Retype the listing in full. Change nothing.

****

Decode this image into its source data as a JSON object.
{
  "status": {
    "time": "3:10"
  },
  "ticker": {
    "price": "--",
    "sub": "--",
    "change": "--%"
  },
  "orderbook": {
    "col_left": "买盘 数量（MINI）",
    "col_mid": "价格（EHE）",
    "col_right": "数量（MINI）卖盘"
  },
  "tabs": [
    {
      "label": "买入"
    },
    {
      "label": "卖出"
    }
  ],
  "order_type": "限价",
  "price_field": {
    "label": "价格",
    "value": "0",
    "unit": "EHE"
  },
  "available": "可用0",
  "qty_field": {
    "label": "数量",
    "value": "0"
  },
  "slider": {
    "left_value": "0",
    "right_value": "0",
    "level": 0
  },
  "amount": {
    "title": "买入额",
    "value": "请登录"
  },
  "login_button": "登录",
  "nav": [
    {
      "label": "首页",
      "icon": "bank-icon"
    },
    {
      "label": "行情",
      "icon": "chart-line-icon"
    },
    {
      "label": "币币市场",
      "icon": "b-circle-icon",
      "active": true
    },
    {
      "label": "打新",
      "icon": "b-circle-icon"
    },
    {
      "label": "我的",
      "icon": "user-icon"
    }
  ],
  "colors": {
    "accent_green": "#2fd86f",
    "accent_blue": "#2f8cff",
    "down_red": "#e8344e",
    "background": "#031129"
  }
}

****

• [Answer]
Decode this image into its source data as a JSON object.
{
  "status": {
    "time": "3:10"
  },
  "ticker": {
    "price": "--",
    "sub": "--",
    "change": "--%"
  },
  "orderbook": {
    "col_left": "买盘 数量（MINI）",
    "col_mid": "价格（EHE）",
    "col_right": "数量（MINI）卖盘"
  },
  "tabs": [
    {
      "label": "买入"
    },
    {
      "label": "卖出"
    }
  ],
  "order_type": "限价",
  "price_field": {
    "label": "价格",
    "value": "0",
    "unit": "EHE"
  },
  "available": "可用0",
  "qty_field": {
    "label": "数量",
    "value": "0"
  },
  "slider": {
    "left_value": "0",
    "right_value": "0",
    "level": 0
  },
  "amount": {
    "title": "买入额",
    "value": "请登录"
  },
  "login_button": "登录",
  "nav": [
    {
      "label": "首页",
      "icon": "bank-icon"
    },
    {
      "label": "行情",
      "icon": "chart-line-icon"
    },
    {
      "label": "币币市场",
      "icon": "b-circle-icon",
      "active": true
    },
    {
      "label": "打新",
      "icon": "b-circle-icon"
    },
    {
      "label": "我的",
      "icon": "user-icon"
    }
  ],
  "colors": {
    "accent_green": "#2fd86f",
    "accent_blue": "#2f8cff",
    "down_red": "#e8344e",
    "background": "#031129"
  }
}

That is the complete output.